Also as to causation, Mize takes refuge in California’s lax pleading requirements. FDA is not required to add any given adverse event reports to a public database, and nothing in the opinion indicates that – even now – the events at issue (which the FDA had in a different form) were ever actually added. Nor was were any facts apparent “that [plaintiff’s] doctors consulted the database when making decisions about her implants.” Id. No worries, held Mize:
But [plaintiff] alleges otherwise, and further claims that her doctors would have told her of the information in the database. It is reasonable to infer that they did review the database and would have provided that information to [plaintiff].
Id. (citation omitted). To that Mize adds the judicial equivalent of “nyah, nyah, nyah.” “One of the dangers of winning on demurrer is that you are stuck, on appeal, with your opponent’s version of the facts.” Id. at *9 (citation and quotation marks omitted). But not a single supporting fact is found anywhere in Mize that plaintiff supposedly “sufficiently pled” as supporting this causation rule. TwIqbal this is not.
The last holding in Mize is that the plaintiff’s negligence per se claim is not preempted. Id. in Buckman Co. v. Plaintiffs Legal Committee, 531 U.S. 341, 252-53 (2001), the Court recognized that private assertion of FDCA violations conflicts with 21 U.S.C. §337(a), and is impliedly preempted. Claims that include FDCA violations as “a critical element in their case,” are impliedly preempted, as are claims that “exist solely by virtue of the [FDCA’s] … requirements.” Buckman, 531 U.S. at 353. Since negligence per se, by definition, substitutes a statutory or regulatory enactment for the “duty” element of negligence, a large majority of cases holds such claims preempted under Buckman when the claimed violations are of the FDCA. E.g., Jones v. Medtronic, Inc., 745 F. Appx. 714, 718 (9th Cir. 2018) (“negligence per se claims regarding the Class II and Class III devices are preempted”). Those interested in the issue can find those cases in Bexis’ Book §5.02[d] at n.354. And these decisions keep coming. In the year or so since Bexis’ preemption chapter was last updated, we add: Hayes v. Endologix, Inc., ___ F. Supp.3d ___, 2020 WL 1624022, at *4 (E.D. Ky. Mar. 26, 2020); Green v. Medtronic, Inc., 2019 WL 7631397, at *5 (N.D. Ga. Dec. 31, 2019); Brooks v. Mentor Worldwide, LLC, 2019 WL 4628264, at *5-7 (D. Kan. Sept. 23, 2019).

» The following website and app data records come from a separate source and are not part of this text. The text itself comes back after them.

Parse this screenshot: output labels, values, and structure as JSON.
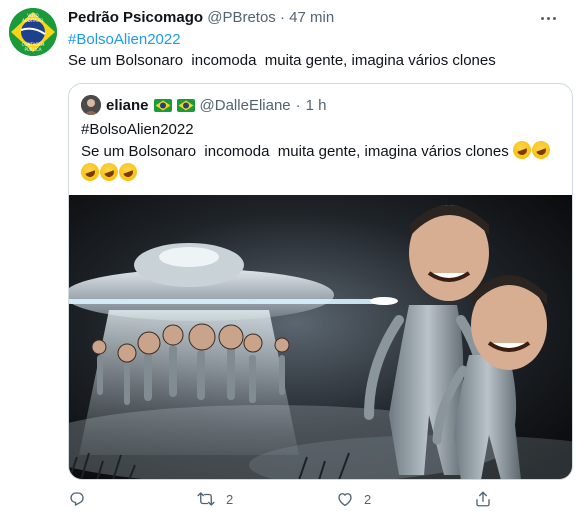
{
  "tweet": {
    "display_name": "Pedrão Psicomago",
    "handle": "@PBretos",
    "separator": "·",
    "time": "47 min",
    "hashtag": "#BolsoAlien2022",
    "text": "Se um Bolsonaro  incomoda  muita gente, imagina vários clones",
    "avatar_text": [
      "VOTO",
      "AUDITÁVEL",
      "CONTAGEM",
      "PÚBLICA"
    ]
  },
  "quoted": {
    "display_name": "eliane",
    "handle": "@DalleEliane",
    "separator": "·",
    "time": "1 h",
    "hashtag": "#BolsoAlien2022",
    "text": "Se um Bolsonaro  incomoda  muita gente, imagina vários clones",
    "emoji_count_line1": 2,
    "emoji_count_line2": 3
  },
  "actions": {
    "reply_count": "",
    "retweet_count": "2",
    "like_count": "2"
  },
  "colors": {
    "link": "#1d9bf0",
    "secondary_text": "#536471",
    "border": "#cfd9de"
  },
  "icons": [
    "more-icon",
    "reply-icon",
    "retweet-icon",
    "like-icon",
    "share-icon",
    "brazil-flag-icon",
    "laughing-emoji-icon"
  ]
}
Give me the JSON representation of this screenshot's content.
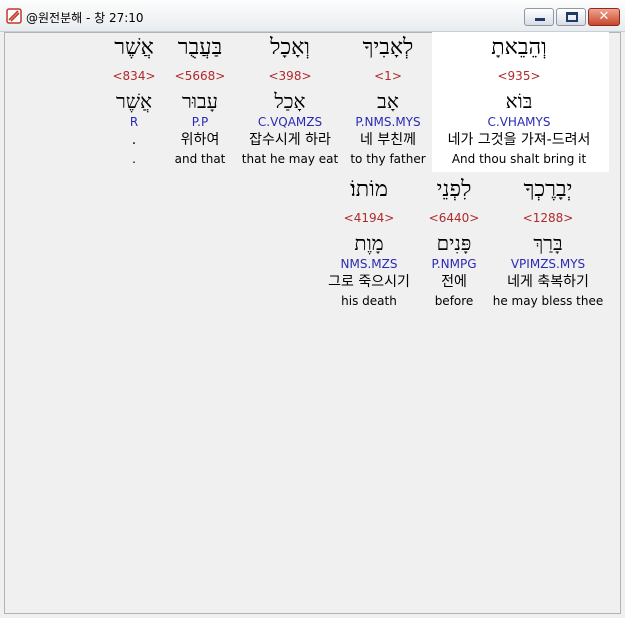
{
  "window": {
    "title": "@원전분해 - 창 27:10",
    "minimize_symbol": "",
    "maximize_symbol": "",
    "close_symbol": "✕"
  },
  "words": [
    {
      "hebrew": "וְהֵבֵאתָ",
      "strong": "<935>",
      "root": "בּוֹא",
      "parse": "C.VHAMYS",
      "korean": "네가 그것을 가져-드려서",
      "english": "And thou shalt bring it",
      "highlighted": true
    },
    {
      "hebrew": "לְאָבִיךָ",
      "strong": "<1>",
      "root": "אָב",
      "parse": "P.NMS.MYS",
      "korean": "네 부친께",
      "english": "to thy father"
    },
    {
      "hebrew": "וְאָכָל",
      "strong": "<398>",
      "root": "אָכַל",
      "parse": "C.VQAMZS",
      "korean": "잡수시게 하라",
      "english": "that he may eat"
    },
    {
      "hebrew": "בַּעֲבֻר",
      "strong": "<5668>",
      "root": "עָבוּר",
      "parse": "P.P",
      "korean": "위하여",
      "english": "and that"
    },
    {
      "hebrew": "אֲשֶׁר",
      "strong": "<834>",
      "root": "אֲשֶׁר",
      "parse": "R",
      "korean": ".",
      "english": "."
    },
    {
      "hebrew": "יְבָרֶכְךָ",
      "strong": "<1288>",
      "root": "בָּרַךְ",
      "parse": "VPIMZS.MYS",
      "korean": "네게 축복하기",
      "english": "he may bless thee"
    },
    {
      "hebrew": "לִפְנֵי",
      "strong": "<6440>",
      "root": "פָּנִים",
      "parse": "P.NMPG",
      "korean": "전에",
      "english": "before"
    },
    {
      "hebrew": "מוֹתוֹ׃",
      "strong": "<4194>",
      "root": "מָוֶת",
      "parse": "NMS.MZS",
      "korean": "그로 죽으시기",
      "english": "his death"
    }
  ]
}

Here is the complete discussion in Mize concerning negligence per se and implied preemption under Buckman:
Nor are such claims impliedly preempted when the plaintiff attempts to enforce state requirements that parallel federal law.5 (Coleman, supra, 223 Cal. App.4th at pp. 432-433, 167 Cal .Rptr.3d 300.)
5We disagree with the pre-Lohr and other non-California cases cited by [defendant] that hold otherwise.
2020 WL 3602482, at *9 & n.5. This is a classic example of the usually apocryphal “No, they explained.”
Mize will almost certainly have a spot in our 2020 bottom ten cases. It’s easy to see why.